When Major League Soccer began operation in 1996, its chances of sustaining a legitimate, profitable league were considered slim in the crowded American sports scene.
As a result, most players weren't even given the benefits that most American workers receive - health care for themselves and their families, 401(k) retirement plans - while owners lost millions trying to make a professional soccer league work in the North American market.
Over time, MLS began to gain more of a foothold, and after a jury decision 10 years ago ruled against a federal antitrust suit filed by the players against the league's single-entity system, the players formed a union. As a result, those basic rights were conceded in the first Collective Bargaining Agreement between the league and its players union five years ago.
Fast-forward to the present.
That CBA expired on Jan. 31 and the union and league have twice extended negotiations to avoid a lockout while clubs continue to prepare for the 2010 season. The most recent extension set the deadline at Feb. 25 with the season scheduled to open a month later.
But now, less than a week before the deadline, there is still no deal, and some reports suggest one isn't imminent.
The players want more rights - a form of free agency, guaranteed contracts, etc. - while the owners want to keep costs down.
According to Todd Dunivant, the MLS is "trying to slowly raise the bar to make this league better."
You can see the dilemma.
"This league was built around keeping costs down and they've done a good job of that," seven-year MLS veteran Todd Dunivant told the Los Angeles Daily News. "But the league has to evolve if it wants to get better and be on a par with some of the other leagues around the world."
But MLS isn't like other leagues around the world. It isn't the most popular sport in its region - it's probably not even in the top five. The level of play, while improving, is nowhere close to that of even mid-level European leagues, and the pay reflects that.
As it should.
If players want to be paid and have the financial security of those in other leagues, they should improve their skills enough to earn contracts from other leagues - like a recent crop of former MLS players that includes Kenny Cooper, Yura Movsisyan, Chris Rolfe and Michael Parkhurst did.
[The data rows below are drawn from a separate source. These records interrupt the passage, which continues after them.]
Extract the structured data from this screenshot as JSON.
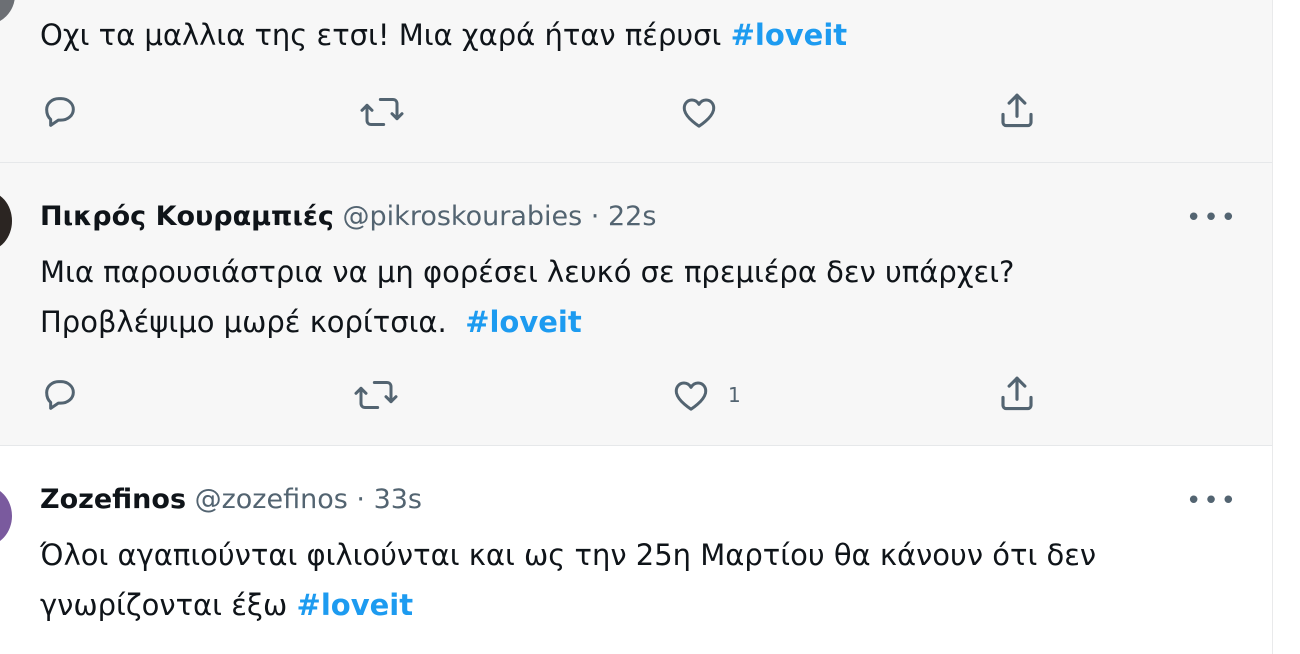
{
  "tweets": [
    {
      "text": "Οχι τα μαλλια της ετσι! Μια χαρά ήταν πέρυσι ",
      "hashtag": "#loveit"
    },
    {
      "name": "Πικρός Κουραμπιές",
      "handle": "@pikroskourabies",
      "separator": "·",
      "time": "22s",
      "line1": "Μια παρουσιάστρια να μη φορέσει λευκό σε πρεμιέρα δεν υπάρχει?",
      "line2": "Προβλέψιμο μωρέ κορίτσια.  ",
      "hashtag": "#loveit",
      "like_count": "1"
    },
    {
      "name": "Zozefinos",
      "handle": "@zozefinos",
      "separator": "·",
      "time": "33s",
      "line1": "Όλοι αγαπιούνται φιλιούνται και ως την 25η Μαρτίου θα κάνουν ότι δεν",
      "line2": "γνωρίζονται έξω ",
      "hashtag": "#loveit"
    }
  ],
  "more_label": "•••",
  "colors": {
    "hashtag": "#1d9bf0",
    "muted": "#536471",
    "text": "#0f1419"
  },
  "icons": [
    "reply-icon",
    "retweet-icon",
    "like-icon",
    "share-icon",
    "more-icon"
  ]
}
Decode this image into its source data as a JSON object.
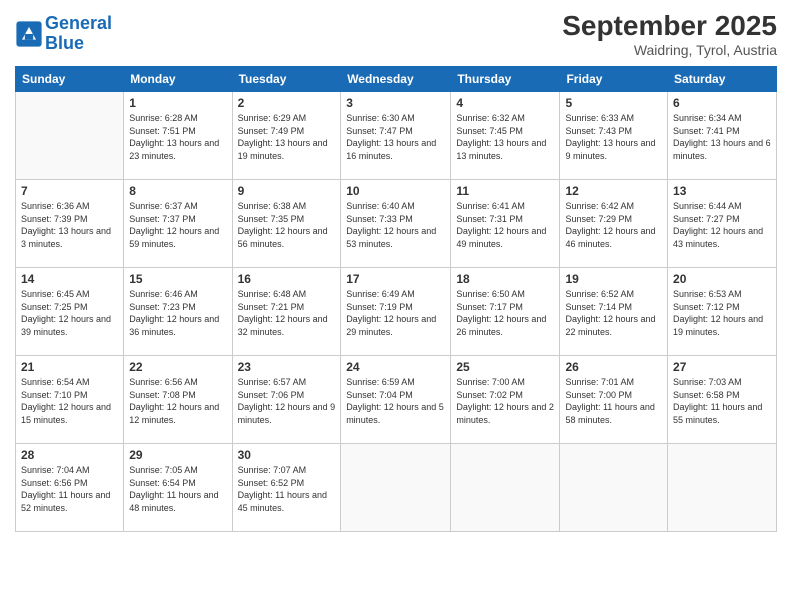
{
  "logo": {
    "line1": "General",
    "line2": "Blue"
  },
  "header": {
    "month": "September 2025",
    "location": "Waidring, Tyrol, Austria"
  },
  "days_of_week": [
    "Sunday",
    "Monday",
    "Tuesday",
    "Wednesday",
    "Thursday",
    "Friday",
    "Saturday"
  ],
  "weeks": [
    [
      {
        "day": "",
        "sunrise": "",
        "sunset": "",
        "daylight": ""
      },
      {
        "day": "1",
        "sunrise": "Sunrise: 6:28 AM",
        "sunset": "Sunset: 7:51 PM",
        "daylight": "Daylight: 13 hours and 23 minutes."
      },
      {
        "day": "2",
        "sunrise": "Sunrise: 6:29 AM",
        "sunset": "Sunset: 7:49 PM",
        "daylight": "Daylight: 13 hours and 19 minutes."
      },
      {
        "day": "3",
        "sunrise": "Sunrise: 6:30 AM",
        "sunset": "Sunset: 7:47 PM",
        "daylight": "Daylight: 13 hours and 16 minutes."
      },
      {
        "day": "4",
        "sunrise": "Sunrise: 6:32 AM",
        "sunset": "Sunset: 7:45 PM",
        "daylight": "Daylight: 13 hours and 13 minutes."
      },
      {
        "day": "5",
        "sunrise": "Sunrise: 6:33 AM",
        "sunset": "Sunset: 7:43 PM",
        "daylight": "Daylight: 13 hours and 9 minutes."
      },
      {
        "day": "6",
        "sunrise": "Sunrise: 6:34 AM",
        "sunset": "Sunset: 7:41 PM",
        "daylight": "Daylight: 13 hours and 6 minutes."
      }
    ],
    [
      {
        "day": "7",
        "sunrise": "Sunrise: 6:36 AM",
        "sunset": "Sunset: 7:39 PM",
        "daylight": "Daylight: 13 hours and 3 minutes."
      },
      {
        "day": "8",
        "sunrise": "Sunrise: 6:37 AM",
        "sunset": "Sunset: 7:37 PM",
        "daylight": "Daylight: 12 hours and 59 minutes."
      },
      {
        "day": "9",
        "sunrise": "Sunrise: 6:38 AM",
        "sunset": "Sunset: 7:35 PM",
        "daylight": "Daylight: 12 hours and 56 minutes."
      },
      {
        "day": "10",
        "sunrise": "Sunrise: 6:40 AM",
        "sunset": "Sunset: 7:33 PM",
        "daylight": "Daylight: 12 hours and 53 minutes."
      },
      {
        "day": "11",
        "sunrise": "Sunrise: 6:41 AM",
        "sunset": "Sunset: 7:31 PM",
        "daylight": "Daylight: 12 hours and 49 minutes."
      },
      {
        "day": "12",
        "sunrise": "Sunrise: 6:42 AM",
        "sunset": "Sunset: 7:29 PM",
        "daylight": "Daylight: 12 hours and 46 minutes."
      },
      {
        "day": "13",
        "sunrise": "Sunrise: 6:44 AM",
        "sunset": "Sunset: 7:27 PM",
        "daylight": "Daylight: 12 hours and 43 minutes."
      }
    ],
    [
      {
        "day": "14",
        "sunrise": "Sunrise: 6:45 AM",
        "sunset": "Sunset: 7:25 PM",
        "daylight": "Daylight: 12 hours and 39 minutes."
      },
      {
        "day": "15",
        "sunrise": "Sunrise: 6:46 AM",
        "sunset": "Sunset: 7:23 PM",
        "daylight": "Daylight: 12 hours and 36 minutes."
      },
      {
        "day": "16",
        "sunrise": "Sunrise: 6:48 AM",
        "sunset": "Sunset: 7:21 PM",
        "daylight": "Daylight: 12 hours and 32 minutes."
      },
      {
        "day": "17",
        "sunrise": "Sunrise: 6:49 AM",
        "sunset": "Sunset: 7:19 PM",
        "daylight": "Daylight: 12 hours and 29 minutes."
      },
      {
        "day": "18",
        "sunrise": "Sunrise: 6:50 AM",
        "sunset": "Sunset: 7:17 PM",
        "daylight": "Daylight: 12 hours and 26 minutes."
      },
      {
        "day": "19",
        "sunrise": "Sunrise: 6:52 AM",
        "sunset": "Sunset: 7:14 PM",
        "daylight": "Daylight: 12 hours and 22 minutes."
      },
      {
        "day": "20",
        "sunrise": "Sunrise: 6:53 AM",
        "sunset": "Sunset: 7:12 PM",
        "daylight": "Daylight: 12 hours and 19 minutes."
      }
    ],
    [
      {
        "day": "21",
        "sunrise": "Sunrise: 6:54 AM",
        "sunset": "Sunset: 7:10 PM",
        "daylight": "Daylight: 12 hours and 15 minutes."
      },
      {
        "day": "22",
        "sunrise": "Sunrise: 6:56 AM",
        "sunset": "Sunset: 7:08 PM",
        "daylight": "Daylight: 12 hours and 12 minutes."
      },
      {
        "day": "23",
        "sunrise": "Sunrise: 6:57 AM",
        "sunset": "Sunset: 7:06 PM",
        "daylight": "Daylight: 12 hours and 9 minutes."
      },
      {
        "day": "24",
        "sunrise": "Sunrise: 6:59 AM",
        "sunset": "Sunset: 7:04 PM",
        "daylight": "Daylight: 12 hours and 5 minutes."
      },
      {
        "day": "25",
        "sunrise": "Sunrise: 7:00 AM",
        "sunset": "Sunset: 7:02 PM",
        "daylight": "Daylight: 12 hours and 2 minutes."
      },
      {
        "day": "26",
        "sunrise": "Sunrise: 7:01 AM",
        "sunset": "Sunset: 7:00 PM",
        "daylight": "Daylight: 11 hours and 58 minutes."
      },
      {
        "day": "27",
        "sunrise": "Sunrise: 7:03 AM",
        "sunset": "Sunset: 6:58 PM",
        "daylight": "Daylight: 11 hours and 55 minutes."
      }
    ],
    [
      {
        "day": "28",
        "sunrise": "Sunrise: 7:04 AM",
        "sunset": "Sunset: 6:56 PM",
        "daylight": "Daylight: 11 hours and 52 minutes."
      },
      {
        "day": "29",
        "sunrise": "Sunrise: 7:05 AM",
        "sunset": "Sunset: 6:54 PM",
        "daylight": "Daylight: 11 hours and 48 minutes."
      },
      {
        "day": "30",
        "sunrise": "Sunrise: 7:07 AM",
        "sunset": "Sunset: 6:52 PM",
        "daylight": "Daylight: 11 hours and 45 minutes."
      },
      {
        "day": "",
        "sunrise": "",
        "sunset": "",
        "daylight": ""
      },
      {
        "day": "",
        "sunrise": "",
        "sunset": "",
        "daylight": ""
      },
      {
        "day": "",
        "sunrise": "",
        "sunset": "",
        "daylight": ""
      },
      {
        "day": "",
        "sunrise": "",
        "sunset": "",
        "daylight": ""
      }
    ]
  ]
}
The average North American worker considers themselves underpaid and under-appreciated in the current financial climate. The only way they are going to get more money is to seek out and earn a better situation. Why should MLS players think they deserve more?
MLS players want guaranteed contacts?
Ask the millions of unemployed Americans if they would have liked guaranteed contracts in their previous places of employment. You earn your money, or you're gone, plain and simple.
As it should be.
What the players also aren't considering is that while franchises like Toronto FC and Seattle Sounders FC are selling out games at record numbers and thriving, the majority of MLS teams aren't profitable. While only five MLS clubs - the Kansas City Wizards, Houston Dynamo, San Jose Earthquakes, D.C. United and Chivas USA - are tenants in their stadiums, and the other 11 own or control their stadiums and revenue streams, profit is something that eludes the majority. The lack of local and national support for the league and sport is a primary culprit.
Until that changes, and the revenues consistently roll in, the league will continue on its current path, with owners footing the bill in hopes of more profitable days ahead.
As they should.
The league can and should make minor concessions when it comes to the salary floor and cap, however.
A third of the league's players earn under $35,000, with a select few earning as little as $15,300. Raise the floor to a more livable wage, around $30,000, and combine that with a modest raise in the current $2.3 million salary cap for each club, and it should be a win for both sides.
"We're not millionaires looking to get more millions, we're just trying to slowly raise the bar to make this league better," Dunivant said.
As you should Todd, but like the average worker, don't expect a pay raise or job security while you do it.